RECORDS FOR THE EXERCISE =>
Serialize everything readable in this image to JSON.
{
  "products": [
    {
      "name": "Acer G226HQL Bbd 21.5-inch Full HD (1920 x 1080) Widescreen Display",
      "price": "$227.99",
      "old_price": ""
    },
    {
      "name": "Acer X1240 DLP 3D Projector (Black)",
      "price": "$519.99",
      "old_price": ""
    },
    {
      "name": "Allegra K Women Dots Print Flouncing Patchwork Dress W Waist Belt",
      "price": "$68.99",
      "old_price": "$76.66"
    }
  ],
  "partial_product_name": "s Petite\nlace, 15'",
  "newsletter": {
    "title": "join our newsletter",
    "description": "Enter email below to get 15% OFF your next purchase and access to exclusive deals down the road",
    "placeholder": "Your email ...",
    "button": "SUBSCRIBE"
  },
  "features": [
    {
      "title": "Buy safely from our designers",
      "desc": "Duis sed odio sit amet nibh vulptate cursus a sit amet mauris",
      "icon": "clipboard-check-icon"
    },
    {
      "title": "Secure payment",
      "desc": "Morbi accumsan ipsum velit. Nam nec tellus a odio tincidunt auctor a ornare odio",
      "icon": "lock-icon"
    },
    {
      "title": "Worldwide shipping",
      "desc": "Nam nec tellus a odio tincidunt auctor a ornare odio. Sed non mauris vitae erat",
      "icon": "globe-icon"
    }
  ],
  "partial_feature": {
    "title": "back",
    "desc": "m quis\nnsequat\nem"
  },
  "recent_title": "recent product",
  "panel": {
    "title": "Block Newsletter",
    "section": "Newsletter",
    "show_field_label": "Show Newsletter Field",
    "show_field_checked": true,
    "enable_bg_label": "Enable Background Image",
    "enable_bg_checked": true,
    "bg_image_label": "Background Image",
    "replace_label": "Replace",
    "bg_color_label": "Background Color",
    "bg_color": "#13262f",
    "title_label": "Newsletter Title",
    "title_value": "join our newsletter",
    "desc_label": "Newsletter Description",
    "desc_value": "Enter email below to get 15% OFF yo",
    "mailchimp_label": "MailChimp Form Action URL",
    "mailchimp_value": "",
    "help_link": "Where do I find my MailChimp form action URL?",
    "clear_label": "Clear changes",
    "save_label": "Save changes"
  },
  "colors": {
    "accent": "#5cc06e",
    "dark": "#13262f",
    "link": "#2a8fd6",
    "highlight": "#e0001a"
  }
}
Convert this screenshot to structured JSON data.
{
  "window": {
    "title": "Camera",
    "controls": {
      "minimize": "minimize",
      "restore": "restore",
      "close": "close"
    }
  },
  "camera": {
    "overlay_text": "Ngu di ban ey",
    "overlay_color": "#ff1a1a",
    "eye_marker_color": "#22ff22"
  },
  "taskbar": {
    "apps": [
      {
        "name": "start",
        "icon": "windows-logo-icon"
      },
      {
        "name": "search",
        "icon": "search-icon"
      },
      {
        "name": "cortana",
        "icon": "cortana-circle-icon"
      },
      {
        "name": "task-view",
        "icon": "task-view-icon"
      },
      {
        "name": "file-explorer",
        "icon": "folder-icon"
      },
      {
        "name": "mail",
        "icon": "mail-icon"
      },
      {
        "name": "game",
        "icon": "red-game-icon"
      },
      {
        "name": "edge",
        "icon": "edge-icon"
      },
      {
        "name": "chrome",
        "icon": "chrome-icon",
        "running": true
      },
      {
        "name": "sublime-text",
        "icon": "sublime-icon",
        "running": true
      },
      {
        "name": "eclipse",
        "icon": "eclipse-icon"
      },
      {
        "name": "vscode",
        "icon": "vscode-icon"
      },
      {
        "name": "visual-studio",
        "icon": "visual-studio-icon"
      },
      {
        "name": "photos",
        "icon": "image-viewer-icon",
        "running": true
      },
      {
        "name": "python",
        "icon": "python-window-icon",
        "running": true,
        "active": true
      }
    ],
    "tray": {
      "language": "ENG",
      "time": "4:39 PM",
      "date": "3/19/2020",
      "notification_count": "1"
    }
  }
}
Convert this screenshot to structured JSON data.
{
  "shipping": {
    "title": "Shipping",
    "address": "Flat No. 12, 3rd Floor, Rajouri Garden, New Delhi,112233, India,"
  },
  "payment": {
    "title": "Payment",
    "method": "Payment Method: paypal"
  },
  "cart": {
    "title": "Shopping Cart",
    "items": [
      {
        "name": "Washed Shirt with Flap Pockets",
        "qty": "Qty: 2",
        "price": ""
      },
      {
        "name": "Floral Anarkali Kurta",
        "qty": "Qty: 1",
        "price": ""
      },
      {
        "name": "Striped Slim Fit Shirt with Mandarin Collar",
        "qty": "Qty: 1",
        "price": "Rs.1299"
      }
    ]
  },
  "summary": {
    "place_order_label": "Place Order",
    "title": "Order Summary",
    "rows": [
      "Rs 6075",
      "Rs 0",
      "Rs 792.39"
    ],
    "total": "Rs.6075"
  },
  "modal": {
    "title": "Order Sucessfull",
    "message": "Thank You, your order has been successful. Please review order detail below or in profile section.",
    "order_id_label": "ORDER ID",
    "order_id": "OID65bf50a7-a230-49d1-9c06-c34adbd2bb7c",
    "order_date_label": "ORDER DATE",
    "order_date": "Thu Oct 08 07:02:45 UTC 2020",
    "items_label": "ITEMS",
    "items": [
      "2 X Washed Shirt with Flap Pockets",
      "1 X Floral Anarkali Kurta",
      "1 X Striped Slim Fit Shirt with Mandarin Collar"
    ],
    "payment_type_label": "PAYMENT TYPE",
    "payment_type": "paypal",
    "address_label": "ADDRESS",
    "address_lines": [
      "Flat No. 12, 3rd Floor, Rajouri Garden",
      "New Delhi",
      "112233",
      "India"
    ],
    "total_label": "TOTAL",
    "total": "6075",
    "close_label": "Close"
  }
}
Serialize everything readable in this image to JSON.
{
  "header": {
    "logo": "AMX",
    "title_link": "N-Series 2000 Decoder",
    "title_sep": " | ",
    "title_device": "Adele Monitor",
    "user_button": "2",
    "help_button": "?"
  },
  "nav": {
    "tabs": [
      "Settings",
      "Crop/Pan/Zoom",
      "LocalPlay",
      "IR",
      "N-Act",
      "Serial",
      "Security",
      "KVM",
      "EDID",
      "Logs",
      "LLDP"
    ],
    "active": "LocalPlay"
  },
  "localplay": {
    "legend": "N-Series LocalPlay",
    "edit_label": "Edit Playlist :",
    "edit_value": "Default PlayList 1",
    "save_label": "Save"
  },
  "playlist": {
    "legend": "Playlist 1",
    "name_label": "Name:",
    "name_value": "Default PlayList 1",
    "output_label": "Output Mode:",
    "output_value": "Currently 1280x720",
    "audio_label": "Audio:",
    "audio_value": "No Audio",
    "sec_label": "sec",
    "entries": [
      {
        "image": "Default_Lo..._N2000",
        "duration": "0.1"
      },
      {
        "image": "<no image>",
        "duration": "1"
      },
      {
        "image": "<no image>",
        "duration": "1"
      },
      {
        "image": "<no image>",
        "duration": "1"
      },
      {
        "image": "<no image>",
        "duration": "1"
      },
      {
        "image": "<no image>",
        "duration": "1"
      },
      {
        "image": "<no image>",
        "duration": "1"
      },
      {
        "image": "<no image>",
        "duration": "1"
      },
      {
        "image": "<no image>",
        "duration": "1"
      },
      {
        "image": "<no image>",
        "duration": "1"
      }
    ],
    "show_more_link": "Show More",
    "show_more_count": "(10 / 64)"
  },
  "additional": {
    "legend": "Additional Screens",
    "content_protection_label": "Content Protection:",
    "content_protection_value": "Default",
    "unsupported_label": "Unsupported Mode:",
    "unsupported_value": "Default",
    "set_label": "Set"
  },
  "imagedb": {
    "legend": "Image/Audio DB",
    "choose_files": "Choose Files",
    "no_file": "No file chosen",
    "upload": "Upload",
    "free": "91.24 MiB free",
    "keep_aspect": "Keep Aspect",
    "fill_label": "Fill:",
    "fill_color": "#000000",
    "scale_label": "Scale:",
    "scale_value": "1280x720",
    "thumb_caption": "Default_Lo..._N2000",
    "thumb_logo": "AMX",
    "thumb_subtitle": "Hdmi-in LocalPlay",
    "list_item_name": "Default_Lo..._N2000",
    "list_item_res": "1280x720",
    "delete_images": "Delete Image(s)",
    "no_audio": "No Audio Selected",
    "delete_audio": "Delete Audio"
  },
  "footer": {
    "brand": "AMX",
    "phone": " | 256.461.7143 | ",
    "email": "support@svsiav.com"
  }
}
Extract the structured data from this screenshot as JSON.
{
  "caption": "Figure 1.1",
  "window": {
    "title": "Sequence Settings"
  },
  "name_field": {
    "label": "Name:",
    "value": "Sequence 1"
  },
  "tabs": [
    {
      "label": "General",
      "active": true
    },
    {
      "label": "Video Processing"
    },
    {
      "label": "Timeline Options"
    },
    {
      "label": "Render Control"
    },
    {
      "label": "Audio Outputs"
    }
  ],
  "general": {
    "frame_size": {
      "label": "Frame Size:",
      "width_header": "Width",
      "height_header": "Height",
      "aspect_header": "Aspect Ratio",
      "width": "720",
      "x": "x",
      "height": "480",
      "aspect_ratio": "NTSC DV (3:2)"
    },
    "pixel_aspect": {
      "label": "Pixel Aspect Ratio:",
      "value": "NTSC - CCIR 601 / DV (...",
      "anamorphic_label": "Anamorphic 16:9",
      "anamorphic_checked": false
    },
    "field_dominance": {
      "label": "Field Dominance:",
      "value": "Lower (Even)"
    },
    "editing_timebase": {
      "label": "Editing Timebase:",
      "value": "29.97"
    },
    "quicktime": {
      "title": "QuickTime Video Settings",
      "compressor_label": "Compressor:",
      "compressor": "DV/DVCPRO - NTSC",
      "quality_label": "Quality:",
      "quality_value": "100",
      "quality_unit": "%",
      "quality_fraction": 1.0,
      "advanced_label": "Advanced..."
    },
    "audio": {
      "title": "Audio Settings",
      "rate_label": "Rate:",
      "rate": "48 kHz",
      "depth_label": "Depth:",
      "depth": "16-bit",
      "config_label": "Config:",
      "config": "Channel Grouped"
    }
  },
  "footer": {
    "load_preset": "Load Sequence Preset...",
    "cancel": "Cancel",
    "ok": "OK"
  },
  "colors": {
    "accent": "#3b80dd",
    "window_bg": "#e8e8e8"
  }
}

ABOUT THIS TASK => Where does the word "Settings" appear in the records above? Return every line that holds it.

FINAL ANSWER =>
      "Settings",
    "title": "Sequence Settings"
      "title": "QuickTime Video Settings",
      "title": "Audio Settings",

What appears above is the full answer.